- **AIM OF THE EXERCISE**: Go line by line through the entries below and count those containing the string "JSON"; give only the count.

Entries from a dataset of interfaces:
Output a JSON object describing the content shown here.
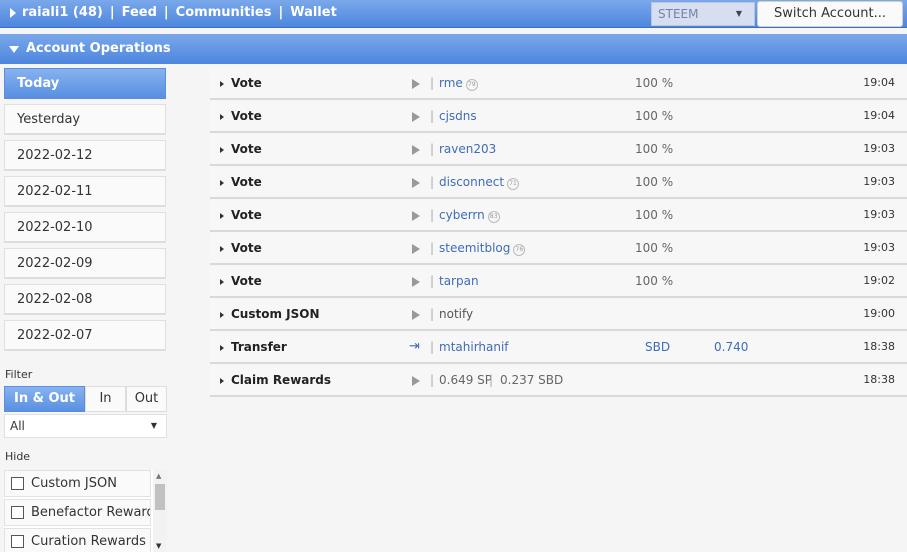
{
  "topbar": {
    "account": "raiali1 (48)",
    "links": [
      "Feed",
      "Communities",
      "Wallet"
    ],
    "separator": "|",
    "currency": "STEEM",
    "switch_label": "Switch Account..."
  },
  "section": {
    "title": "Account Operations"
  },
  "days": [
    "Today",
    "Yesterday",
    "2022-02-12",
    "2022-02-11",
    "2022-02-10",
    "2022-02-09",
    "2022-02-08",
    "2022-02-07"
  ],
  "filter": {
    "label": "Filter",
    "direction": [
      "In & Out",
      "In",
      "Out"
    ],
    "select_value": "All"
  },
  "hide": {
    "label": "Hide",
    "items": [
      "Custom JSON",
      "Benefactor Rewards",
      "Curation Rewards"
    ]
  },
  "operations": [
    {
      "type": "Vote",
      "who": "rme",
      "rep": "79",
      "pct": "100 %",
      "time": "19:04"
    },
    {
      "type": "Vote",
      "who": "cjsdns",
      "rep": "",
      "pct": "100 %",
      "time": "19:04"
    },
    {
      "type": "Vote",
      "who": "raven203",
      "rep": "",
      "pct": "100 %",
      "time": "19:03"
    },
    {
      "type": "Vote",
      "who": "disconnect",
      "rep": "71",
      "pct": "100 %",
      "time": "19:03"
    },
    {
      "type": "Vote",
      "who": "cyberrn",
      "rep": "83",
      "pct": "100 %",
      "time": "19:03"
    },
    {
      "type": "Vote",
      "who": "steemitblog",
      "rep": "76",
      "pct": "100 %",
      "time": "19:03"
    },
    {
      "type": "Vote",
      "who": "tarpan",
      "rep": "",
      "pct": "100 %",
      "time": "19:02"
    },
    {
      "type": "Custom JSON",
      "who": "notify",
      "time": "19:00"
    },
    {
      "type": "Transfer",
      "who": "mtahirhanif",
      "currency": "SBD",
      "amount": "0.740",
      "time": "18:38"
    },
    {
      "type": "Claim Rewards",
      "reward_sp": "0.649 SP",
      "reward_sbd": "0.237 SBD",
      "time": "18:38"
    }
  ],
  "icons": {
    "expand": "caret-right-icon",
    "play": "play-icon",
    "transfer_in": "sign-in-icon"
  },
  "colors": {
    "accent": "#5a90e2",
    "link": "#3f6cb8"
  }
}
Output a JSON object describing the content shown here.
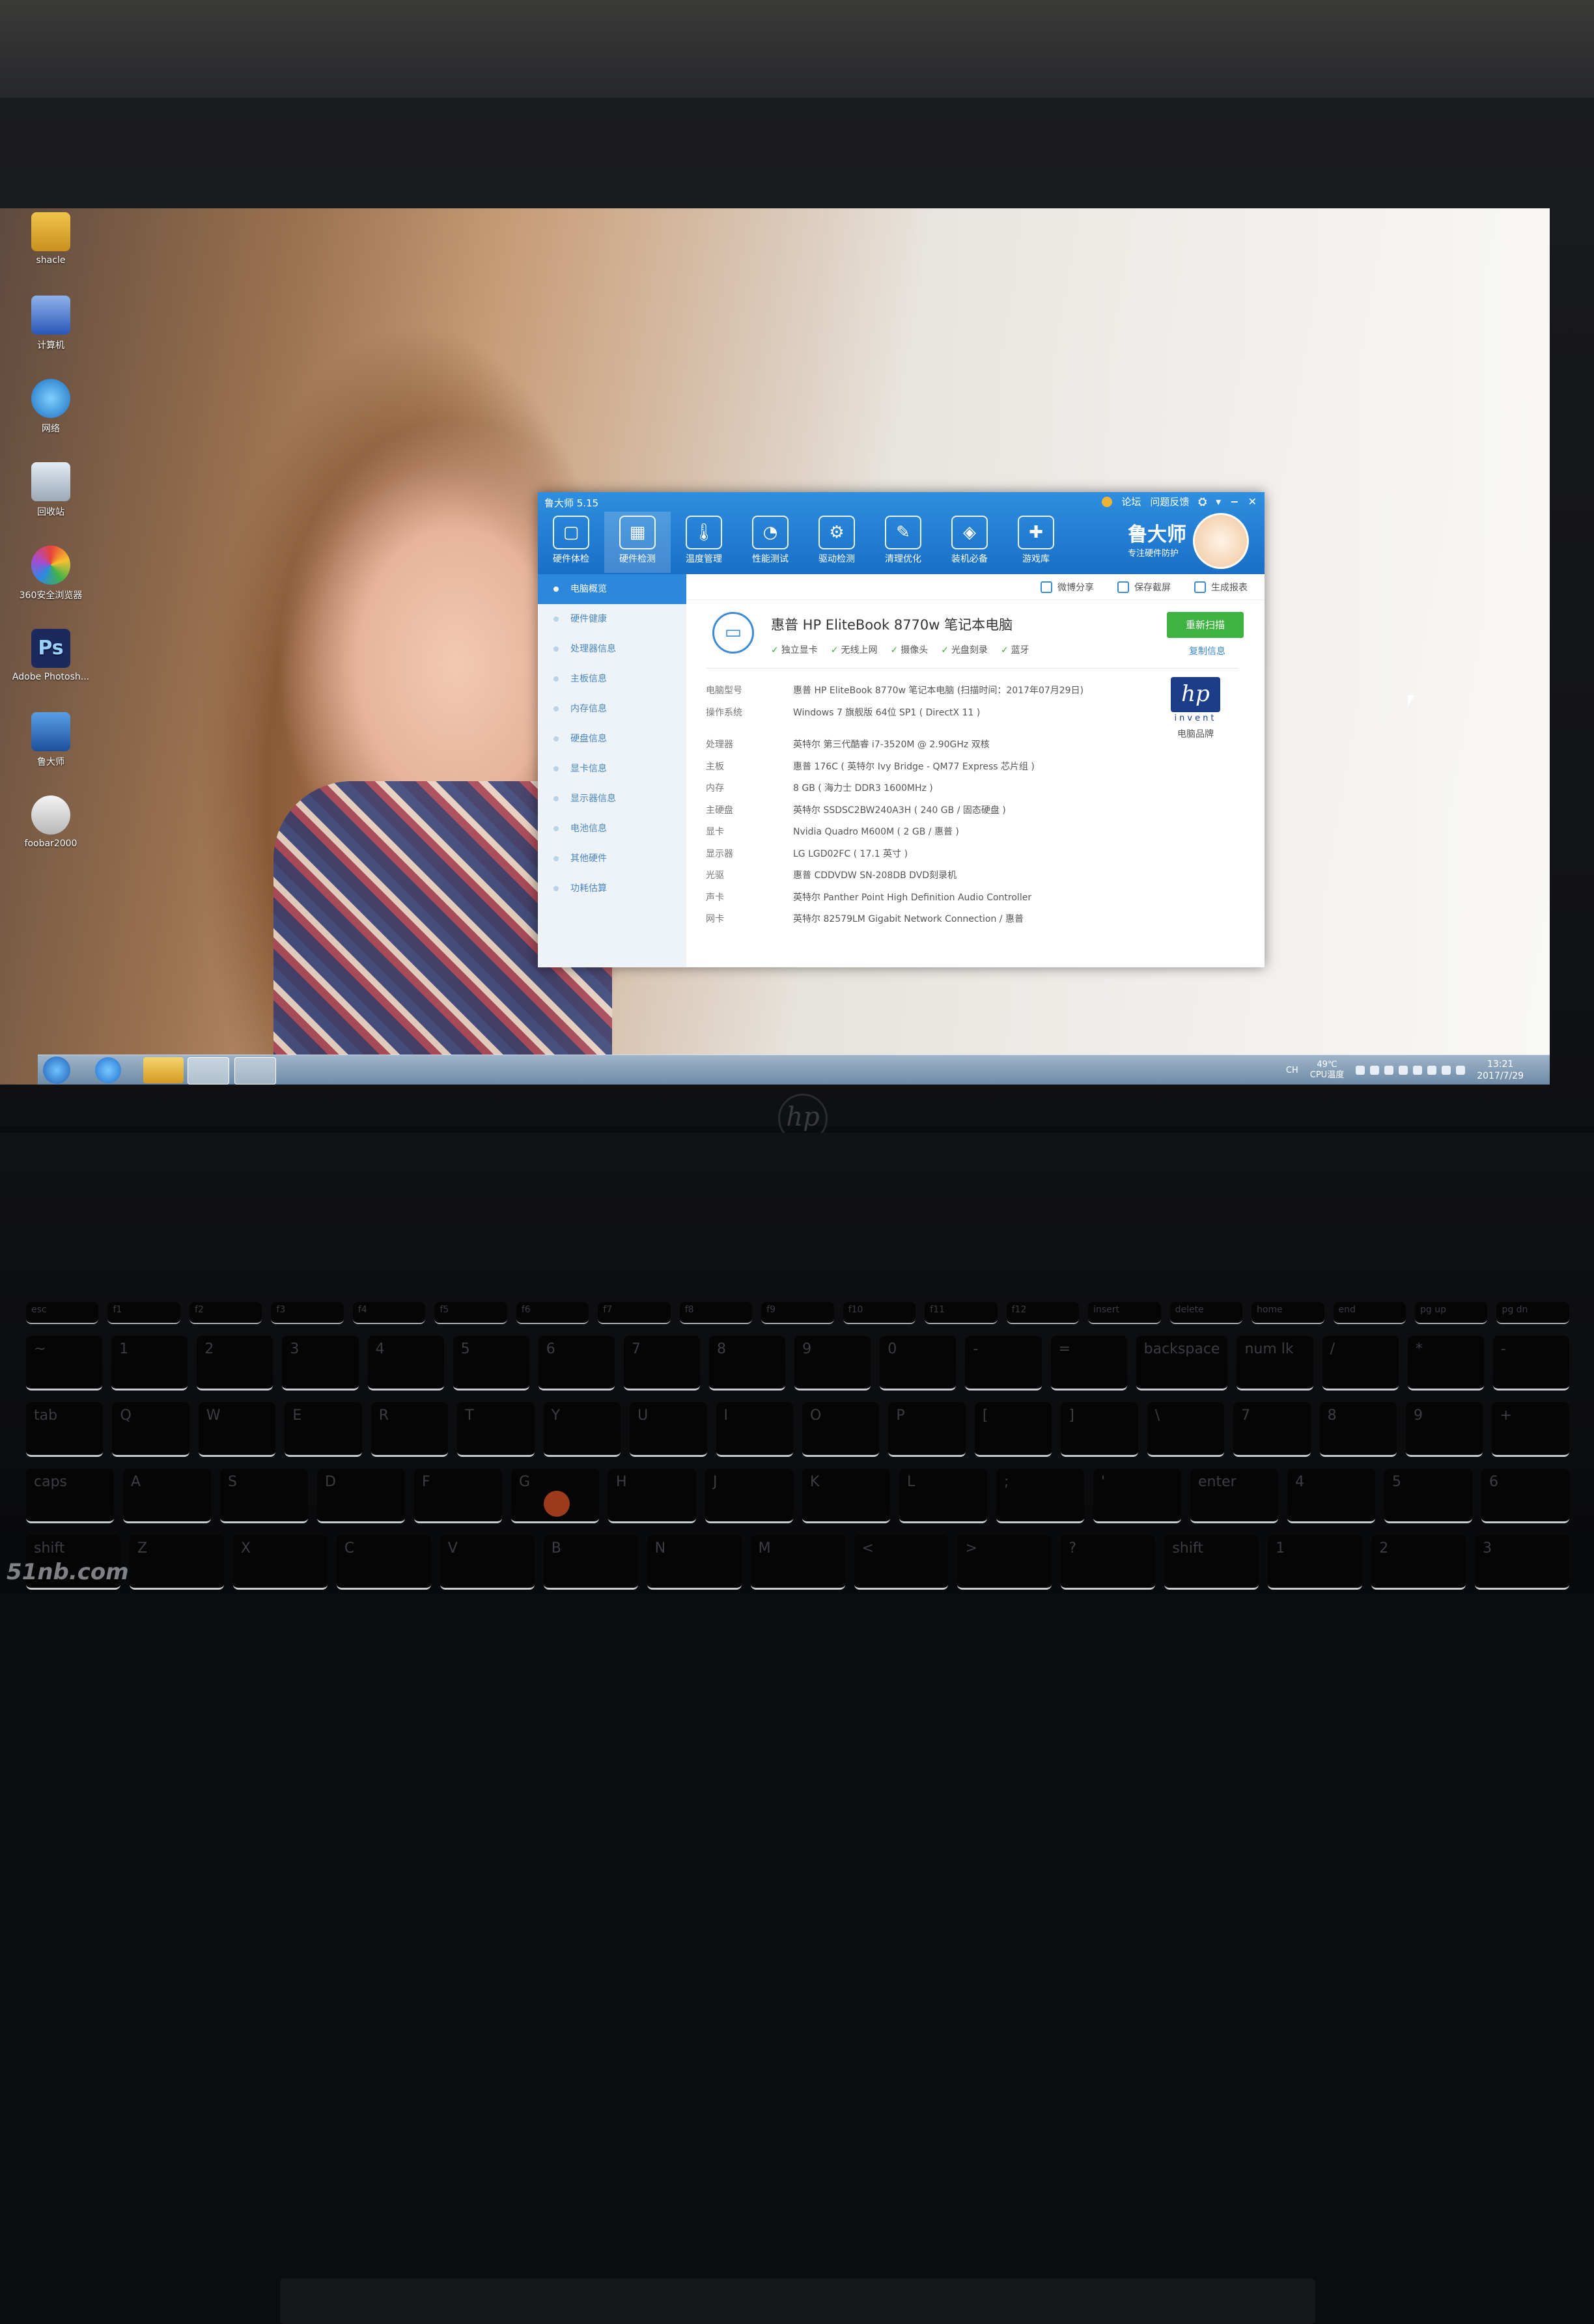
{
  "desktop": {
    "icons": [
      {
        "label": "shacle"
      },
      {
        "label": "计算机"
      },
      {
        "label": "网络"
      },
      {
        "label": "回收站"
      },
      {
        "label": "360安全浏览器"
      },
      {
        "label": "Adobe Photosh..."
      },
      {
        "label": "鲁大师"
      },
      {
        "label": "foobar2000"
      }
    ]
  },
  "window": {
    "title": "鲁大师 5.15",
    "top_links": [
      "论坛",
      "问题反馈"
    ],
    "controls": {
      "skin": "⛭",
      "menu": "▾",
      "minimize": "−",
      "close": "✕"
    },
    "tabs": [
      {
        "label": "硬件体检",
        "icon": "monitor-icon"
      },
      {
        "label": "硬件检测",
        "icon": "chip-board-icon"
      },
      {
        "label": "温度管理",
        "icon": "thermometer-icon"
      },
      {
        "label": "性能测试",
        "icon": "speedometer-icon"
      },
      {
        "label": "驱动检测",
        "icon": "gear-icon"
      },
      {
        "label": "清理优化",
        "icon": "broom-icon"
      },
      {
        "label": "装机必备",
        "icon": "cube-icon"
      },
      {
        "label": "游戏库",
        "icon": "gamepad-icon"
      }
    ],
    "brand": {
      "name": "鲁大师",
      "slogan": "专注硬件防护"
    },
    "sidebar": [
      {
        "label": "电脑概览"
      },
      {
        "label": "硬件健康"
      },
      {
        "label": "处理器信息"
      },
      {
        "label": "主板信息"
      },
      {
        "label": "内存信息"
      },
      {
        "label": "硬盘信息"
      },
      {
        "label": "显卡信息"
      },
      {
        "label": "显示器信息"
      },
      {
        "label": "电池信息"
      },
      {
        "label": "其他硬件"
      },
      {
        "label": "功耗估算"
      }
    ],
    "toolbar": {
      "share": "微博分享",
      "save": "保存截屏",
      "report": "生成报表"
    },
    "overview": {
      "pc_name": "惠普 HP EliteBook 8770w 笔记本电脑",
      "features": [
        "独立显卡",
        "无线上网",
        "摄像头",
        "光盘刻录",
        "蓝牙"
      ],
      "rescan": "重新扫描",
      "copy": "复制信息",
      "rows": [
        {
          "k": "电脑型号",
          "v": "惠普 HP EliteBook 8770w 笔记本电脑  (扫描时间：2017年07月29日)"
        },
        {
          "k": "操作系统",
          "v": "Windows 7 旗舰版 64位 SP1 ( DirectX 11 )"
        },
        {
          "k": "处理器",
          "v": "英特尔 第三代酷睿 i7-3520M @ 2.90GHz 双核"
        },
        {
          "k": "主板",
          "v": "惠普 176C ( 英特尔 Ivy Bridge - QM77 Express 芯片组 )"
        },
        {
          "k": "内存",
          "v": "8 GB ( 海力士 DDR3 1600MHz )"
        },
        {
          "k": "主硬盘",
          "v": "英特尔 SSDSC2BW240A3H ( 240 GB / 固态硬盘 )"
        },
        {
          "k": "显卡",
          "v": "Nvidia Quadro M600M ( 2 GB / 惠普 )"
        },
        {
          "k": "显示器",
          "v": "LG LGD02FC ( 17.1 英寸 )"
        },
        {
          "k": "光驱",
          "v": "惠普 CDDVDW SN-208DB DVD刻录机"
        },
        {
          "k": "声卡",
          "v": "英特尔 Panther Point High Definition Audio Controller"
        },
        {
          "k": "网卡",
          "v": "英特尔 82579LM Gigabit Network Connection / 惠普"
        }
      ],
      "brand_logo": {
        "text": "hp",
        "sub": "invent",
        "caption": "电脑品牌"
      }
    }
  },
  "taskbar": {
    "lang": "CH",
    "temp": "49℃",
    "temp_label": "CPU温度",
    "time": "13:21",
    "date": "2017/7/29"
  },
  "keyboard": {
    "frow": [
      "esc",
      "f1",
      "f2",
      "f3",
      "f4",
      "f5",
      "f6",
      "f7",
      "f8",
      "f9",
      "f10",
      "f11",
      "f12",
      "insert",
      "delete",
      "home",
      "end",
      "pg up",
      "pg dn"
    ],
    "row1": [
      "~",
      "1",
      "2",
      "3",
      "4",
      "5",
      "6",
      "7",
      "8",
      "9",
      "0",
      "-",
      "=",
      "backspace",
      "num lk",
      "/",
      "*",
      "-"
    ],
    "row2": [
      "tab",
      "Q",
      "W",
      "E",
      "R",
      "T",
      "Y",
      "U",
      "I",
      "O",
      "P",
      "[",
      "]",
      "\\",
      "7",
      "8",
      "9",
      "+"
    ],
    "row3": [
      "caps",
      "A",
      "S",
      "D",
      "F",
      "G",
      "H",
      "J",
      "K",
      "L",
      ";",
      "'",
      "enter",
      "4",
      "5",
      "6"
    ],
    "row4": [
      "shift",
      "Z",
      "X",
      "C",
      "V",
      "B",
      "N",
      "M",
      "<",
      ">",
      "?",
      "shift",
      "1",
      "2",
      "3"
    ]
  },
  "watermark": "51nb.com"
}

- **RESULT**: 4